▸ **YOUR TASK**:
Retype the entries exactly; omit all pictures.
MATERIAL FOR THIS EXERCISE below:
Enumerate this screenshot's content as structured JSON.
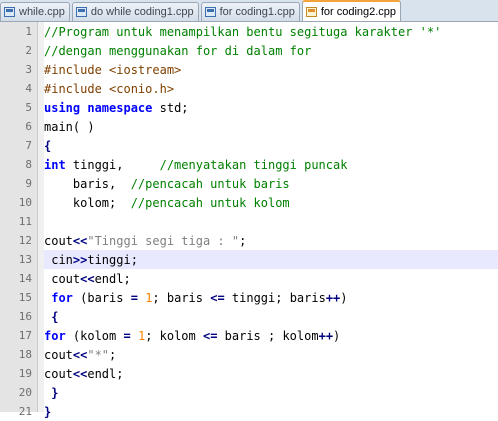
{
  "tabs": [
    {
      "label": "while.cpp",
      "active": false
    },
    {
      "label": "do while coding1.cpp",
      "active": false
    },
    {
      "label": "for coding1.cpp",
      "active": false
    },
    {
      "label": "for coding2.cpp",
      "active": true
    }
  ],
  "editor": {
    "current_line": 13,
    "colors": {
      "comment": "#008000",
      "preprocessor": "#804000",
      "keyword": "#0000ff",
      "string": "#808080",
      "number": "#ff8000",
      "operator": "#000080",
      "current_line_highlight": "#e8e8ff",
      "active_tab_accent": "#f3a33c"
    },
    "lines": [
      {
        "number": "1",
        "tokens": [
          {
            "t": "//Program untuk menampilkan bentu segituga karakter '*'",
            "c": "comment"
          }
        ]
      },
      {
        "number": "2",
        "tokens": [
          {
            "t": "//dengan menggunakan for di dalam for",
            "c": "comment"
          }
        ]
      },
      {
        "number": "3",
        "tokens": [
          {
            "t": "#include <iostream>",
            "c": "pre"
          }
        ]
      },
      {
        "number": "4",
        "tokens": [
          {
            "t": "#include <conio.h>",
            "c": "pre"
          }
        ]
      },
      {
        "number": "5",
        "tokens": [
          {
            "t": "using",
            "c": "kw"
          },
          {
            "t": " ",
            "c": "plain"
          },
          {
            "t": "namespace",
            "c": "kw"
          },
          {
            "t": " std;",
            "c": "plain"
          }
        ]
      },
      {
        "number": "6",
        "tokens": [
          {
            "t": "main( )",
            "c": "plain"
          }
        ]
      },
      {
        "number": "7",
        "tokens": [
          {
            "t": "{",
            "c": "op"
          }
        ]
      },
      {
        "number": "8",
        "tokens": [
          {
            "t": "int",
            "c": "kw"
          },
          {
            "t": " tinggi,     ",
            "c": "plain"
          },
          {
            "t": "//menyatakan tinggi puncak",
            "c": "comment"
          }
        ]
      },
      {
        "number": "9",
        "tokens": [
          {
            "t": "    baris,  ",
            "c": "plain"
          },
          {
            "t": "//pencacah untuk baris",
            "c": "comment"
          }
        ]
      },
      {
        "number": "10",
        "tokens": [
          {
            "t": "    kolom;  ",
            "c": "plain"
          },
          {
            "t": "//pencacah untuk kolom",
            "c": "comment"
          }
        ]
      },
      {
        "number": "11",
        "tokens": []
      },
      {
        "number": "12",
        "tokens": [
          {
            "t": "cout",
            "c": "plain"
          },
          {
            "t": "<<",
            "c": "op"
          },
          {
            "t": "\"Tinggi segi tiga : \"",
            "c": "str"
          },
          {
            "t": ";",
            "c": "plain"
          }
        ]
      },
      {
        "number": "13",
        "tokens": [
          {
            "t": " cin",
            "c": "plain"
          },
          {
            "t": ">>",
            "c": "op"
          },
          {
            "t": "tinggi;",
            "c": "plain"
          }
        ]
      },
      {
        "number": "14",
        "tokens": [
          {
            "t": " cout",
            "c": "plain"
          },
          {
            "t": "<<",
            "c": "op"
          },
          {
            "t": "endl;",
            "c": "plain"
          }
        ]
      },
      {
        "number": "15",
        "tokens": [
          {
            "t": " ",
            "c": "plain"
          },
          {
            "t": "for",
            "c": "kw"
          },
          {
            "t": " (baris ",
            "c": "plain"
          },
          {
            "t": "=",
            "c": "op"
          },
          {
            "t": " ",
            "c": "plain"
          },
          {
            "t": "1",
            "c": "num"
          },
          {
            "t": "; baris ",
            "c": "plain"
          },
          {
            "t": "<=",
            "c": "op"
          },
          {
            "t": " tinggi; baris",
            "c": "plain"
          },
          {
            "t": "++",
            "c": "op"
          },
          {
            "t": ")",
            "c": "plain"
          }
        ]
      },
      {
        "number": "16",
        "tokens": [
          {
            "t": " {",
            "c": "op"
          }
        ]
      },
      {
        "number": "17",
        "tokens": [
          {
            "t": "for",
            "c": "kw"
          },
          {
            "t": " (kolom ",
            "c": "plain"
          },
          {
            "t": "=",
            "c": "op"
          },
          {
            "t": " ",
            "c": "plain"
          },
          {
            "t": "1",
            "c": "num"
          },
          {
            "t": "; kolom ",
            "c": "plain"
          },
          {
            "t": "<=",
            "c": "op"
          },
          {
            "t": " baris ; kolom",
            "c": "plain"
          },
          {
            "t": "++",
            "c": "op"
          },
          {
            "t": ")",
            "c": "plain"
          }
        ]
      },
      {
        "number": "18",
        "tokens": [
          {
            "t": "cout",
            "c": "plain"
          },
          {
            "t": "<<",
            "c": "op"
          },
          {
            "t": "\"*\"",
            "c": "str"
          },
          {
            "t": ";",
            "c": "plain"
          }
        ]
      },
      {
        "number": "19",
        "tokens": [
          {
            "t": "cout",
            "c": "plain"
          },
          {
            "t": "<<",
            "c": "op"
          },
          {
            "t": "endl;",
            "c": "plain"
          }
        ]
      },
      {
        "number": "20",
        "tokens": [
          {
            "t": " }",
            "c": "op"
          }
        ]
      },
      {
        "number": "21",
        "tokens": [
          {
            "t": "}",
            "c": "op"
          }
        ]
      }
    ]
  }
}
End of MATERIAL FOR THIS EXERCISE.
▸ **TASK ANSWER**:
Enumerate this screenshot's content as structured JSON.
{
  "tabs": [
    {
      "label": "while.cpp",
      "active": false
    },
    {
      "label": "do while coding1.cpp",
      "active": false
    },
    {
      "label": "for coding1.cpp",
      "active": false
    },
    {
      "label": "for coding2.cpp",
      "active": true
    }
  ],
  "editor": {
    "current_line": 13,
    "colors": {
      "comment": "#008000",
      "preprocessor": "#804000",
      "keyword": "#0000ff",
      "string": "#808080",
      "number": "#ff8000",
      "operator": "#000080",
      "current_line_highlight": "#e8e8ff",
      "active_tab_accent": "#f3a33c"
    },
    "lines": [
      {
        "number": "1",
        "tokens": [
          {
            "t": "//Program untuk menampilkan bentu segituga karakter '*'",
            "c": "comment"
          }
        ]
      },
      {
        "number": "2",
        "tokens": [
          {
            "t": "//dengan menggunakan for di dalam for",
            "c": "comment"
          }
        ]
      },
      {
        "number": "3",
        "tokens": [
          {
            "t": "#include <iostream>",
            "c": "pre"
          }
        ]
      },
      {
        "number": "4",
        "tokens": [
          {
            "t": "#include <conio.h>",
            "c": "pre"
          }
        ]
      },
      {
        "number": "5",
        "tokens": [
          {
            "t": "using",
            "c": "kw"
          },
          {
            "t": " ",
            "c": "plain"
          },
          {
            "t": "namespace",
            "c": "kw"
          },
          {
            "t": " std;",
            "c": "plain"
          }
        ]
      },
      {
        "number": "6",
        "tokens": [
          {
            "t": "main( )",
            "c": "plain"
          }
        ]
      },
      {
        "number": "7",
        "tokens": [
          {
            "t": "{",
            "c": "op"
          }
        ]
      },
      {
        "number": "8",
        "tokens": [
          {
            "t": "int",
            "c": "kw"
          },
          {
            "t": " tinggi,     ",
            "c": "plain"
          },
          {
            "t": "//menyatakan tinggi puncak",
            "c": "comment"
          }
        ]
      },
      {
        "number": "9",
        "tokens": [
          {
            "t": "    baris,  ",
            "c": "plain"
          },
          {
            "t": "//pencacah untuk baris",
            "c": "comment"
          }
        ]
      },
      {
        "number": "10",
        "tokens": [
          {
            "t": "    kolom;  ",
            "c": "plain"
          },
          {
            "t": "//pencacah untuk kolom",
            "c": "comment"
          }
        ]
      },
      {
        "number": "11",
        "tokens": []
      },
      {
        "number": "12",
        "tokens": [
          {
            "t": "cout",
            "c": "plain"
          },
          {
            "t": "<<",
            "c": "op"
          },
          {
            "t": "\"Tinggi segi tiga : \"",
            "c": "str"
          },
          {
            "t": ";",
            "c": "plain"
          }
        ]
      },
      {
        "number": "13",
        "tokens": [
          {
            "t": " cin",
            "c": "plain"
          },
          {
            "t": ">>",
            "c": "op"
          },
          {
            "t": "tinggi;",
            "c": "plain"
          }
        ]
      },
      {
        "number": "14",
        "tokens": [
          {
            "t": " cout",
            "c": "plain"
          },
          {
            "t": "<<",
            "c": "op"
          },
          {
            "t": "endl;",
            "c": "plain"
          }
        ]
      },
      {
        "number": "15",
        "tokens": [
          {
            "t": " ",
            "c": "plain"
          },
          {
            "t": "for",
            "c": "kw"
          },
          {
            "t": " (baris ",
            "c": "plain"
          },
          {
            "t": "=",
            "c": "op"
          },
          {
            "t": " ",
            "c": "plain"
          },
          {
            "t": "1",
            "c": "num"
          },
          {
            "t": "; baris ",
            "c": "plain"
          },
          {
            "t": "<=",
            "c": "op"
          },
          {
            "t": " tinggi; baris",
            "c": "plain"
          },
          {
            "t": "++",
            "c": "op"
          },
          {
            "t": ")",
            "c": "plain"
          }
        ]
      },
      {
        "number": "16",
        "tokens": [
          {
            "t": " {",
            "c": "op"
          }
        ]
      },
      {
        "number": "17",
        "tokens": [
          {
            "t": "for",
            "c": "kw"
          },
          {
            "t": " (kolom ",
            "c": "plain"
          },
          {
            "t": "=",
            "c": "op"
          },
          {
            "t": " ",
            "c": "plain"
          },
          {
            "t": "1",
            "c": "num"
          },
          {
            "t": "; kolom ",
            "c": "plain"
          },
          {
            "t": "<=",
            "c": "op"
          },
          {
            "t": " baris ; kolom",
            "c": "plain"
          },
          {
            "t": "++",
            "c": "op"
          },
          {
            "t": ")",
            "c": "plain"
          }
        ]
      },
      {
        "number": "18",
        "tokens": [
          {
            "t": "cout",
            "c": "plain"
          },
          {
            "t": "<<",
            "c": "op"
          },
          {
            "t": "\"*\"",
            "c": "str"
          },
          {
            "t": ";",
            "c": "plain"
          }
        ]
      },
      {
        "number": "19",
        "tokens": [
          {
            "t": "cout",
            "c": "plain"
          },
          {
            "t": "<<",
            "c": "op"
          },
          {
            "t": "endl;",
            "c": "plain"
          }
        ]
      },
      {
        "number": "20",
        "tokens": [
          {
            "t": " }",
            "c": "op"
          }
        ]
      },
      {
        "number": "21",
        "tokens": [
          {
            "t": "}",
            "c": "op"
          }
        ]
      }
    ]
  }
}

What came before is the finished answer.